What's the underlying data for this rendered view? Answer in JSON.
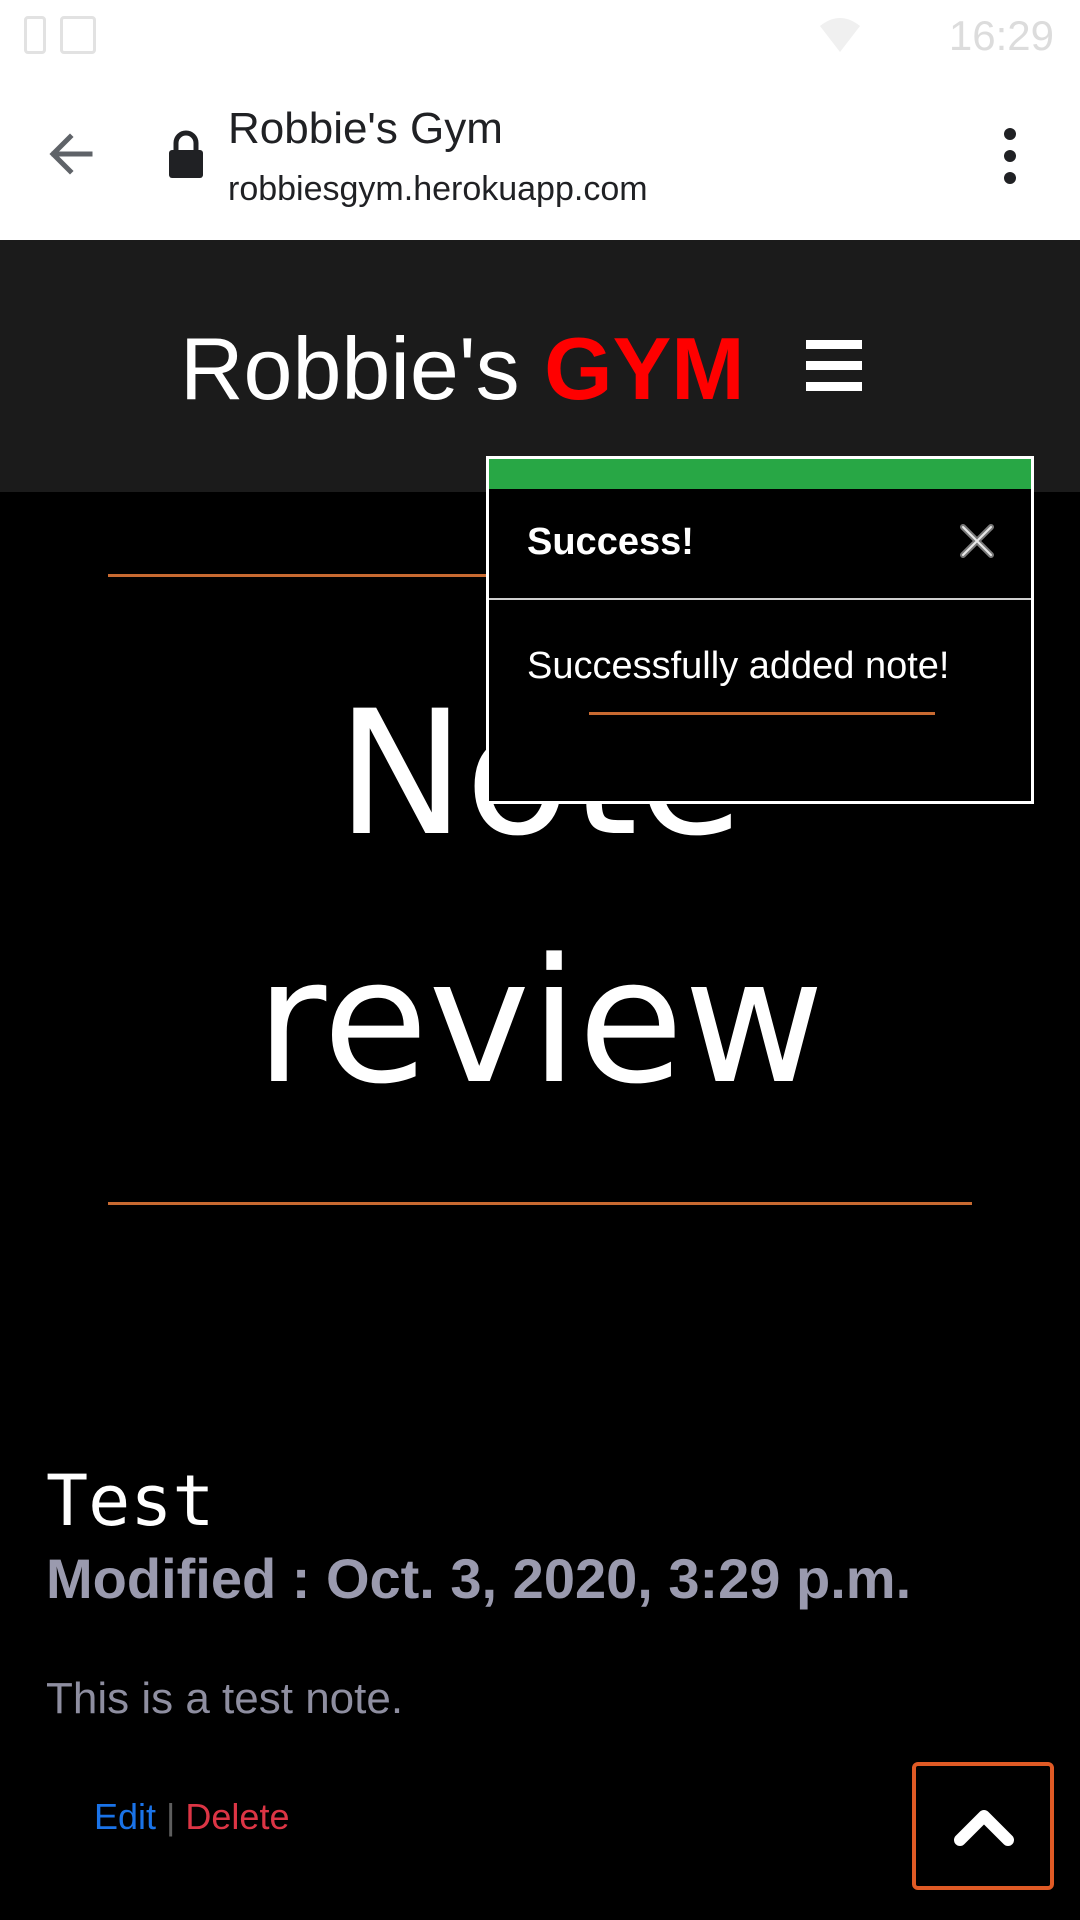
{
  "status_bar": {
    "time": "16:29"
  },
  "browser": {
    "page_title": "Robbie's Gym",
    "url": "robbiesgym.herokuapp.com"
  },
  "site": {
    "brand_prefix": "Robbie's",
    "brand_accent": "GYM",
    "accent_color": "#ff0000"
  },
  "page": {
    "heading_line1": "Note",
    "heading_line2": "review"
  },
  "toast": {
    "title": "Success!",
    "message": "Successfully added note!",
    "status_color": "#28a745"
  },
  "note": {
    "title": "Test",
    "modified": "Modified : Oct. 3, 2020, 3:29 p.m.",
    "body": "This is a test note.",
    "edit_label": "Edit",
    "separator": "|",
    "delete_label": "Delete"
  },
  "icons": {
    "back": "back-arrow-icon",
    "lock": "lock-icon",
    "menu": "more-vert-icon",
    "hamburger": "hamburger-menu-icon",
    "close": "close-icon",
    "scroll_top": "chevron-up-icon"
  }
}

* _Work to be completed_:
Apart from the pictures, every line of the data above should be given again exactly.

* _Written reply_:
What's the underlying data for this rendered view? Answer in JSON.
{
  "status_bar": {
    "time": "16:29"
  },
  "browser": {
    "page_title": "Robbie's Gym",
    "url": "robbiesgym.herokuapp.com"
  },
  "site": {
    "brand_prefix": "Robbie's",
    "brand_accent": "GYM",
    "accent_color": "#ff0000"
  },
  "page": {
    "heading_line1": "Note",
    "heading_line2": "review"
  },
  "toast": {
    "title": "Success!",
    "message": "Successfully added note!",
    "status_color": "#28a745"
  },
  "note": {
    "title": "Test",
    "modified": "Modified : Oct. 3, 2020, 3:29 p.m.",
    "body": "This is a test note.",
    "edit_label": "Edit",
    "separator": "|",
    "delete_label": "Delete"
  },
  "icons": {
    "back": "back-arrow-icon",
    "lock": "lock-icon",
    "menu": "more-vert-icon",
    "hamburger": "hamburger-menu-icon",
    "close": "close-icon",
    "scroll_top": "chevron-up-icon"
  }
}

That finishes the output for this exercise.